ABC TV, the Associated Press, CBS TV, the Daily News, the DGA, the Dow Jones Company, the Gannell Company, the Hearst Corporation, HBO, the IDA, NBC Universal, the New York Times Company, and the Washington Post all signed onto an amicus brief penned by Floyd Abrams in support of Berlinger's cause. And a community of filmmakers at the International Documentary Association published an open letter of support of Berlinger, saying:
"Though many of us work independently of large news organizations, we nevertheless hold ourselves to the highest of journalistic standards in the writing, producing, and editing of our films. In fact, as traditional news media finds itself taking fewer chances due to advertiser fears and corporate ownership, the urgency of bold, groundbreaking journalism through the documentary medium is perhaps greater than ever."

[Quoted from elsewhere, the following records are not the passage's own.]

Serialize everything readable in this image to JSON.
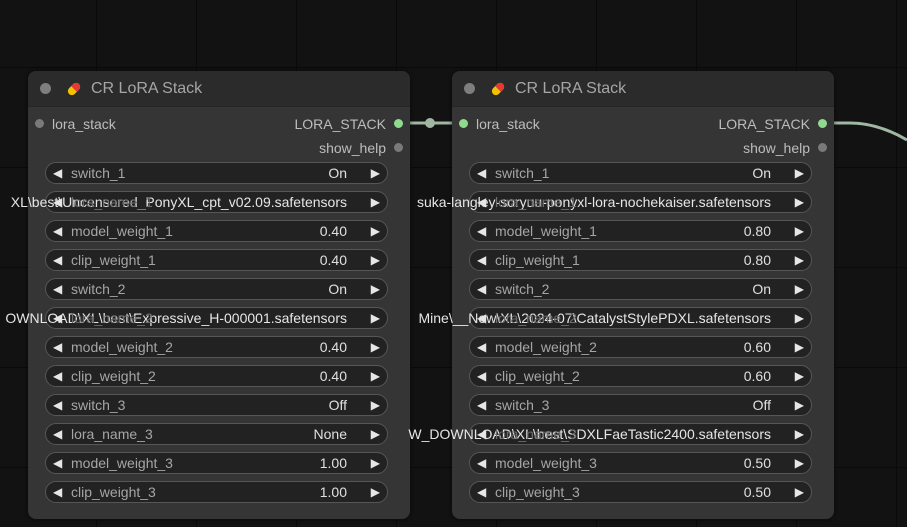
{
  "colors": {
    "background": "#121212",
    "node_body": "#353535",
    "node_header": "#2b2b2b",
    "widget_bg": "#222222",
    "link": "#9fb7a3",
    "connected_slot": "#8fda8f",
    "unconnected_slot": "#7a7a7a"
  },
  "nodes": [
    {
      "title": "CR LoRA Stack",
      "input_label": "lora_stack",
      "output_label": "LORA_STACK",
      "output2_label": "show_help",
      "widgets": [
        {
          "kind": "toggle",
          "label": "switch_1",
          "value": "On"
        },
        {
          "kind": "combo",
          "label": "lora_name_1",
          "value": "XL\\best\\Uncensored_PonyXL_cpt_v02.09.safetensors"
        },
        {
          "kind": "number",
          "label": "model_weight_1",
          "value": "0.40"
        },
        {
          "kind": "number",
          "label": "clip_weight_1",
          "value": "0.40"
        },
        {
          "kind": "toggle",
          "label": "switch_2",
          "value": "On"
        },
        {
          "kind": "combo",
          "label": "lora_name_2",
          "value": "OWNLOAD\\XL\\best\\Expressive_H-000001.safetensors"
        },
        {
          "kind": "number",
          "label": "model_weight_2",
          "value": "0.40"
        },
        {
          "kind": "number",
          "label": "clip_weight_2",
          "value": "0.40"
        },
        {
          "kind": "toggle",
          "label": "switch_3",
          "value": "Off"
        },
        {
          "kind": "combo-plain",
          "label": "lora_name_3",
          "value": "None"
        },
        {
          "kind": "number",
          "label": "model_weight_3",
          "value": "1.00"
        },
        {
          "kind": "number",
          "label": "clip_weight_3",
          "value": "1.00"
        }
      ]
    },
    {
      "title": "CR LoRA Stack",
      "input_label": "lora_stack",
      "output_label": "LORA_STACK",
      "output2_label": "show_help",
      "widgets": [
        {
          "kind": "toggle",
          "label": "switch_1",
          "value": "On"
        },
        {
          "kind": "combo",
          "label": "lora_name_1",
          "value": "suka-langley-soryuu-ponyxl-lora-nochekaiser.safetensors"
        },
        {
          "kind": "number",
          "label": "model_weight_1",
          "value": "0.80"
        },
        {
          "kind": "number",
          "label": "clip_weight_1",
          "value": "0.80"
        },
        {
          "kind": "toggle",
          "label": "switch_2",
          "value": "On"
        },
        {
          "kind": "combo",
          "label": "lora_name_2",
          "value": "Mine\\__New\\XL\\2024-07\\CatalystStylePDXL.safetensors"
        },
        {
          "kind": "number",
          "label": "model_weight_2",
          "value": "0.60"
        },
        {
          "kind": "number",
          "label": "clip_weight_2",
          "value": "0.60"
        },
        {
          "kind": "toggle",
          "label": "switch_3",
          "value": "Off"
        },
        {
          "kind": "combo",
          "label": "lora_name_3",
          "value": "W_DOWNLOAD\\XL\\best\\SDXLFaeTastic2400.safetensors"
        },
        {
          "kind": "number",
          "label": "model_weight_3",
          "value": "0.50"
        },
        {
          "kind": "number",
          "label": "clip_weight_3",
          "value": "0.50"
        }
      ]
    }
  ]
}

Earlier this month, Berlinger was granted a stay in the wake of an appeal of last month's verdict that he hand over the hundreds of hours of footage to Chevron, which is facing a local trial that could result it in paying billions of dollars in damages.

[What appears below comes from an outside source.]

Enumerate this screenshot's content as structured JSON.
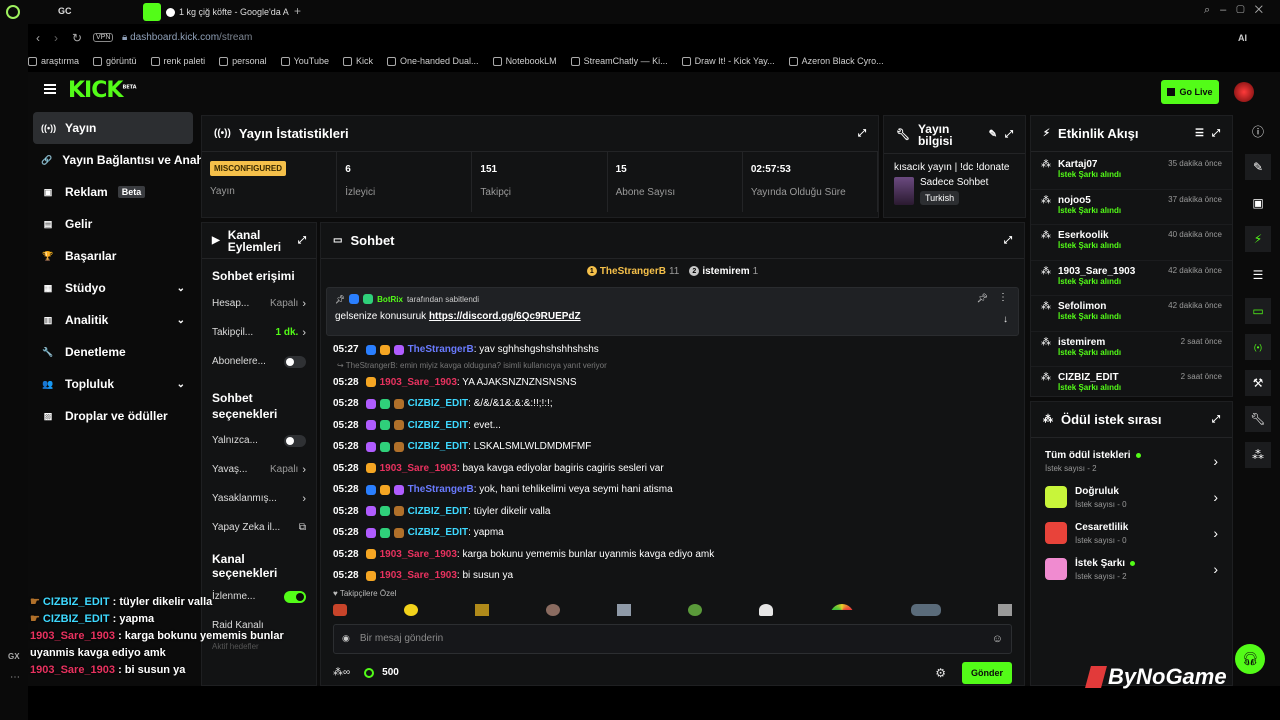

"Crude," a favorite at the 2009 Sundance Film Festival and an award-winning environmental documentary, charts the evolution of the lawsuit filed against Chevron by tens of thousands of Ecuadorians for the alleged contamination of the Amazon rainforest in the country, depicting numerous cases of sickness and cancer said to be linked to oil drilling in the region.

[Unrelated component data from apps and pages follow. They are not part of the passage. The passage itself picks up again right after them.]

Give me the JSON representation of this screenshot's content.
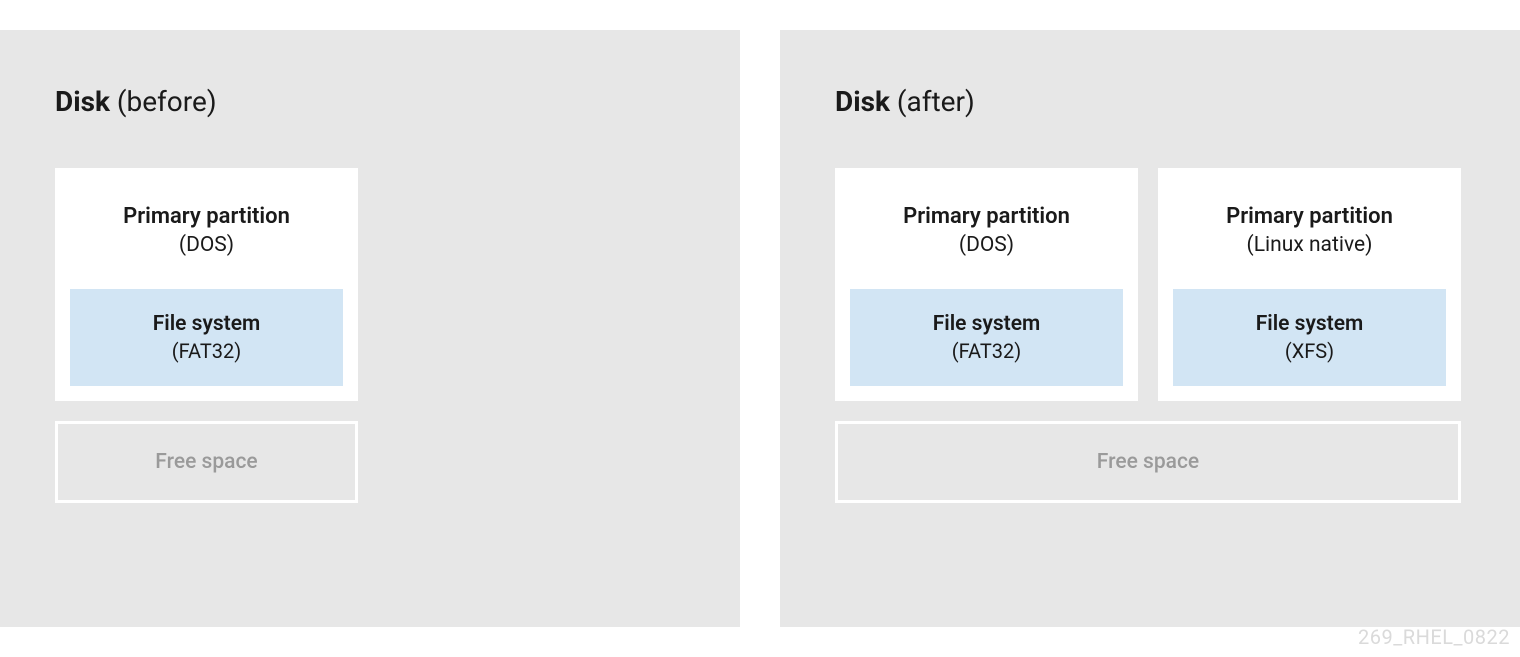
{
  "watermark": "269_RHEL_0822",
  "before": {
    "title_bold": "Disk",
    "title_qualifier": " (before)",
    "partitions": [
      {
        "title": "Primary partition",
        "subtitle": "(DOS)",
        "fs_title": "File system",
        "fs_subtitle": "(FAT32)"
      }
    ],
    "free_space": "Free space"
  },
  "after": {
    "title_bold": "Disk",
    "title_qualifier": " (after)",
    "partitions": [
      {
        "title": "Primary partition",
        "subtitle": "(DOS)",
        "fs_title": "File system",
        "fs_subtitle": "(FAT32)"
      },
      {
        "title": "Primary partition",
        "subtitle": "(Linux native)",
        "fs_title": "File system",
        "fs_subtitle": "(XFS)"
      }
    ],
    "free_space": "Free space"
  }
}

The film, which was released in U.S. movie theaters last year and is now available on DVD, paints a profoundly negative picture of Chevron as the corporation battles a seventeen year class action lawsuit stemming from the oil contamination in Ecuador by Texaco, which it acquired nearly a decade ago.
Berlinger's film about the human and ecological impact of massive oil pollution in Ecuador, is back in the spotlight at the same time that another oil corporation, BP, is facing billions of dollars in claims in the wake of the continuing oil spill in the Gulf of Mexico.
"Chevron makes BP look like a model corporate citizen," said a lawyer for the plaintiffs fighting Chevron in Ecuador, calling the South American situation a great ecological disaster that exceeds the current BP oil spill in the Gulf of Mexico.
Last night, Berlinger said that if his footage were handed over, he feared that Chevron would manipulate the documentary footage to create a misleading portrait of the situation in Ecuador.
No limits were placed on the footage that could be used by Chevron, Berlinger said, reacting to the initial court order. He also noted that many of his outtakes include readily available images.
"Half my footage is available from a lot of other sources," Berlinger said, noting that the oil company had cameras present much of the time he was shooting at public events in the South American country.
In a recent interview with KCRW, Berlinger explained that he was fighting the case to protect documentary filmmakers as journalists.
Using a first amendment argument, Berlinger said that his film outtakes are his own. As Berlinger explained in the interview, Chevron claimed that Berlinger edited out or purposefully did not include footage that would support Chevron's defense against the Ecuadorians. Chevron believes the footage shows misconduct or fraud on the part of the Ecuadorians' legal team.
Last night, Berlinger seemed to distinguish himself from the efforts of the plaintiffs depicted in his own film, warning that he is not aligned with them and did not make his film at their direction. He added that much of the footage gathered for his film was shot on the record.
"People who wanted a story allowed me access," Berlinger said of plaintiffs who are fighting Chevron in Ecuador and their legal team. I just want to make it clear...they were the objects of my movie and they gave me access and now that access is being turned on its head."
[Bryce Renninger contributed to this article.]